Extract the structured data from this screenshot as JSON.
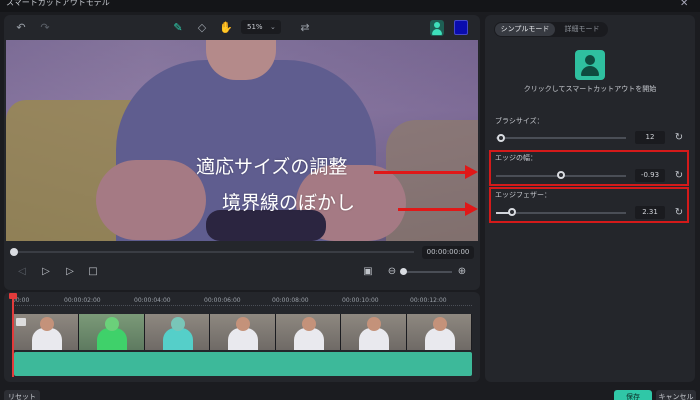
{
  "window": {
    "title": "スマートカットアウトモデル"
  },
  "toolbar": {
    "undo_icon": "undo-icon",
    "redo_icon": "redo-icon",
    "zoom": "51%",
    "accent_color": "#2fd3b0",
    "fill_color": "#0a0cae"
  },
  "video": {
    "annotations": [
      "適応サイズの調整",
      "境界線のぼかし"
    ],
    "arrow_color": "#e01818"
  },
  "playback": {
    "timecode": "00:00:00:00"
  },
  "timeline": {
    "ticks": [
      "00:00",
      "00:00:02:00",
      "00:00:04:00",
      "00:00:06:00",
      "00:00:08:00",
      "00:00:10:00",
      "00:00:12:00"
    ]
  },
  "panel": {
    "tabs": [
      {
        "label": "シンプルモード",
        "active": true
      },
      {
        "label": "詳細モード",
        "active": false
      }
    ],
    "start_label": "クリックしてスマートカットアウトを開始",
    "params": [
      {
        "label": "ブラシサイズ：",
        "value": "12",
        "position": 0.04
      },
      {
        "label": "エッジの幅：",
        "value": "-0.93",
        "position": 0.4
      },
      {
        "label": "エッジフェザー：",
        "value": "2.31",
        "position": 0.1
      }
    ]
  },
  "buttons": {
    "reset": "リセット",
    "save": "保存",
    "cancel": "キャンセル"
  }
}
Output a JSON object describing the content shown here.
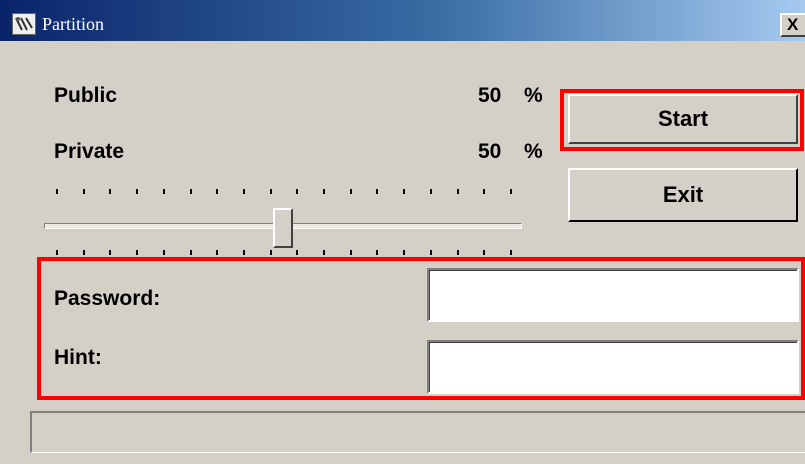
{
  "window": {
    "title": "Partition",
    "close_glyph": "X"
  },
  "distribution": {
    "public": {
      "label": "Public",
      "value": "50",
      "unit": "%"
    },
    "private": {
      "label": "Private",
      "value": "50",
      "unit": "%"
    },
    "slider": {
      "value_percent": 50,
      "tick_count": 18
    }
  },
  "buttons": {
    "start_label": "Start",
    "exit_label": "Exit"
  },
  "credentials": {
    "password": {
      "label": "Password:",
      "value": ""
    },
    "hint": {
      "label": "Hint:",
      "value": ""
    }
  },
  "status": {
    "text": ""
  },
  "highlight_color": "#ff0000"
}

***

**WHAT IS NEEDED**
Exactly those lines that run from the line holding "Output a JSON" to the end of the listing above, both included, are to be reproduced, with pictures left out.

**RESPONSE TO THIS EXERCISE**
Output a JSON object describing the content shown here.
{
  "window": {
    "title": "Partition",
    "close_glyph": "X"
  },
  "distribution": {
    "public": {
      "label": "Public",
      "value": "50",
      "unit": "%"
    },
    "private": {
      "label": "Private",
      "value": "50",
      "unit": "%"
    },
    "slider": {
      "value_percent": 50,
      "tick_count": 18
    }
  },
  "buttons": {
    "start_label": "Start",
    "exit_label": "Exit"
  },
  "credentials": {
    "password": {
      "label": "Password:",
      "value": ""
    },
    "hint": {
      "label": "Hint:",
      "value": ""
    }
  },
  "status": {
    "text": ""
  },
  "highlight_color": "#ff0000"
}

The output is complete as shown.